> **TASK BRIEF**:
Report each line of the records below that holds the word "Maria".

> **SOURCE MATERIAL**:
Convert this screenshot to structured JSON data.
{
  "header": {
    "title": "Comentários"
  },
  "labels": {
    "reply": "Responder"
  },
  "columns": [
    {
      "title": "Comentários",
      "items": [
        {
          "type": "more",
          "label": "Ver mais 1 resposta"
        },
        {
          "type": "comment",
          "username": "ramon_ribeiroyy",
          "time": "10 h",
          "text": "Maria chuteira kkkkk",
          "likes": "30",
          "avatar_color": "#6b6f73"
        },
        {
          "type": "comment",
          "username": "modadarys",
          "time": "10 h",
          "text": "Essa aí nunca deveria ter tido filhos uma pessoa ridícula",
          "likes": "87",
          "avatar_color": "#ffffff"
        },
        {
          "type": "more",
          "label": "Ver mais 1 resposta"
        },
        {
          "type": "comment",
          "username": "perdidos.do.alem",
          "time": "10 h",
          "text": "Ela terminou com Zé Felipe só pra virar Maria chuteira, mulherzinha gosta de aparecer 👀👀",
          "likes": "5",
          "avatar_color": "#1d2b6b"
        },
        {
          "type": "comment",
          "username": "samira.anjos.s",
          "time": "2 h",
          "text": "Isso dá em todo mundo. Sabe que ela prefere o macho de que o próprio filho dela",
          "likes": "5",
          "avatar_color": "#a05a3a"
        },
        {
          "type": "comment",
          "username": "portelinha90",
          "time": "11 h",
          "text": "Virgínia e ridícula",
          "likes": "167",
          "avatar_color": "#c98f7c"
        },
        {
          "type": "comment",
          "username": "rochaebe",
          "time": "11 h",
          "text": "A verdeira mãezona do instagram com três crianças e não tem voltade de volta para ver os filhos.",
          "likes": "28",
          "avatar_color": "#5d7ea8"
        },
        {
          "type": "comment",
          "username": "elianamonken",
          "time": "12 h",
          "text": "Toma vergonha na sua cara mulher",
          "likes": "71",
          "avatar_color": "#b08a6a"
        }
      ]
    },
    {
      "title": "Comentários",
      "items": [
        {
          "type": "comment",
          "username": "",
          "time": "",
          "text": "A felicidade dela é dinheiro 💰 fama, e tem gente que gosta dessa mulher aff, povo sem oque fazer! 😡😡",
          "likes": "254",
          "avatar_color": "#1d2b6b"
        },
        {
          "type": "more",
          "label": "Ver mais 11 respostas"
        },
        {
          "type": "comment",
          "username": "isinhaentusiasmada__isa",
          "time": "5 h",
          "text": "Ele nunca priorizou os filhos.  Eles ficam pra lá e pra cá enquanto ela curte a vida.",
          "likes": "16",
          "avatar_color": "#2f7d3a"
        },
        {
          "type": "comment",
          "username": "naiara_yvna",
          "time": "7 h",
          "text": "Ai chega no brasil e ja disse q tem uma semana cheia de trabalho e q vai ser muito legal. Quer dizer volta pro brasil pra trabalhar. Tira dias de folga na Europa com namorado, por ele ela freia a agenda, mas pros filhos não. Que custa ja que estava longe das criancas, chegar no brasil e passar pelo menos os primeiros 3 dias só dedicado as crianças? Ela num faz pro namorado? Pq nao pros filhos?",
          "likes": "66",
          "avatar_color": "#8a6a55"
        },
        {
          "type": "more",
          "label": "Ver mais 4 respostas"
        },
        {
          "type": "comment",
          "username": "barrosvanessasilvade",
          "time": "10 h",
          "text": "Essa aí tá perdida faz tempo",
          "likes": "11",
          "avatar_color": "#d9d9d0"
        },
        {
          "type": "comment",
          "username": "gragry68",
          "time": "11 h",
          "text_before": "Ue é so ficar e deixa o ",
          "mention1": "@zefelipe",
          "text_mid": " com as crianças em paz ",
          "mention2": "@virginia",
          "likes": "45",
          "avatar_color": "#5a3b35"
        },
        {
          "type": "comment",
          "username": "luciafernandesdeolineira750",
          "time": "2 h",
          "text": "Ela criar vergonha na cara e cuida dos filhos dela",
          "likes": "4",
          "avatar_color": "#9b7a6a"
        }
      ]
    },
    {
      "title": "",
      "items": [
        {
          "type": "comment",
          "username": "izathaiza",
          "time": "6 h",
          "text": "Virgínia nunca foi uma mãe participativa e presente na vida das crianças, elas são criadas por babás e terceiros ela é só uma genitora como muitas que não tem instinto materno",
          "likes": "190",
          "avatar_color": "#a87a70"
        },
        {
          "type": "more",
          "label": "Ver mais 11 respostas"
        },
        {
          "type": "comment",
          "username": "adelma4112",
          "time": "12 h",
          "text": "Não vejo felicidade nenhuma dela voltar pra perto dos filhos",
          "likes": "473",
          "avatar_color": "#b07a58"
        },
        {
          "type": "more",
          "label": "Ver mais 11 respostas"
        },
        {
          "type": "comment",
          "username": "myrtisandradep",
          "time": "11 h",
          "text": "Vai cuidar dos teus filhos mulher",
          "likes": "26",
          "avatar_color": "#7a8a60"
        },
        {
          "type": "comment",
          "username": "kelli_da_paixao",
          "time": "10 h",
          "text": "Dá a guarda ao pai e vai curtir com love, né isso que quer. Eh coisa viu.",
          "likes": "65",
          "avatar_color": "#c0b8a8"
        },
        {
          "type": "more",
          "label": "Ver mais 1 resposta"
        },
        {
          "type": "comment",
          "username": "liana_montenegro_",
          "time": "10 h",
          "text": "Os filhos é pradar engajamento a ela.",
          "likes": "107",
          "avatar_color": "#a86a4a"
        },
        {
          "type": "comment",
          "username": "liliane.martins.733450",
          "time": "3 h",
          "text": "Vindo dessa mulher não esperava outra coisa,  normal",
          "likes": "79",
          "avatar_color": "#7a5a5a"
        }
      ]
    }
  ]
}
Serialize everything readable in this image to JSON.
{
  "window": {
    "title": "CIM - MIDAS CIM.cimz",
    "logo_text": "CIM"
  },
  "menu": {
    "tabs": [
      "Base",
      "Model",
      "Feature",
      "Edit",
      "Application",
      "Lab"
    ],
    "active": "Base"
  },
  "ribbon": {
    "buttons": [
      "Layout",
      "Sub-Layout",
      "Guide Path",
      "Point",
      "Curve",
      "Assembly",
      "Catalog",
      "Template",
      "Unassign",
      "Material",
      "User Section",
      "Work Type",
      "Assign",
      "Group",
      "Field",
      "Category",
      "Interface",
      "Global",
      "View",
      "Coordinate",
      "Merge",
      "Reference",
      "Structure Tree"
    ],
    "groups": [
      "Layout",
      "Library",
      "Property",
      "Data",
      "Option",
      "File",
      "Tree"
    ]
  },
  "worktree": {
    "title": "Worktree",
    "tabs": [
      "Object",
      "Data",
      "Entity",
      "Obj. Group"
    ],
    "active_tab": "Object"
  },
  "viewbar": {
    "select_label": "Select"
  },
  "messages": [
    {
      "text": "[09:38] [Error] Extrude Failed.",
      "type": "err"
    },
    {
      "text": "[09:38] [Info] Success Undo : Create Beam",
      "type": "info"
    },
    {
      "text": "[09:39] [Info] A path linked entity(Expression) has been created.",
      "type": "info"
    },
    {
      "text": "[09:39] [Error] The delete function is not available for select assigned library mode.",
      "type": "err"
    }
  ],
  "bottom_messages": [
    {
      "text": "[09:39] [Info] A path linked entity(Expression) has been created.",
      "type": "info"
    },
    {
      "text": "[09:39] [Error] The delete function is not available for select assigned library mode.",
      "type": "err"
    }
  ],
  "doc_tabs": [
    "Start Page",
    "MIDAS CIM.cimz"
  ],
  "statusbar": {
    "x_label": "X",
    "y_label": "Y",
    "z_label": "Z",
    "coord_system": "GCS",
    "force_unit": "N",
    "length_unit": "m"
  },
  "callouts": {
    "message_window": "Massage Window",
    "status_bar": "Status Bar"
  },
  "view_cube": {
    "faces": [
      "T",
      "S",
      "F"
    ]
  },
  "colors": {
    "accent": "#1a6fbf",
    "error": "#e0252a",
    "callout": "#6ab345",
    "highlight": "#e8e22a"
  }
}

> **TASK RESPONSE**:
          "text": "Maria chuteira kkkkk",
          "text": "Ela terminou com Zé Felipe só pra virar Maria chuteira, mulherzinha gosta de aparecer 👀👀",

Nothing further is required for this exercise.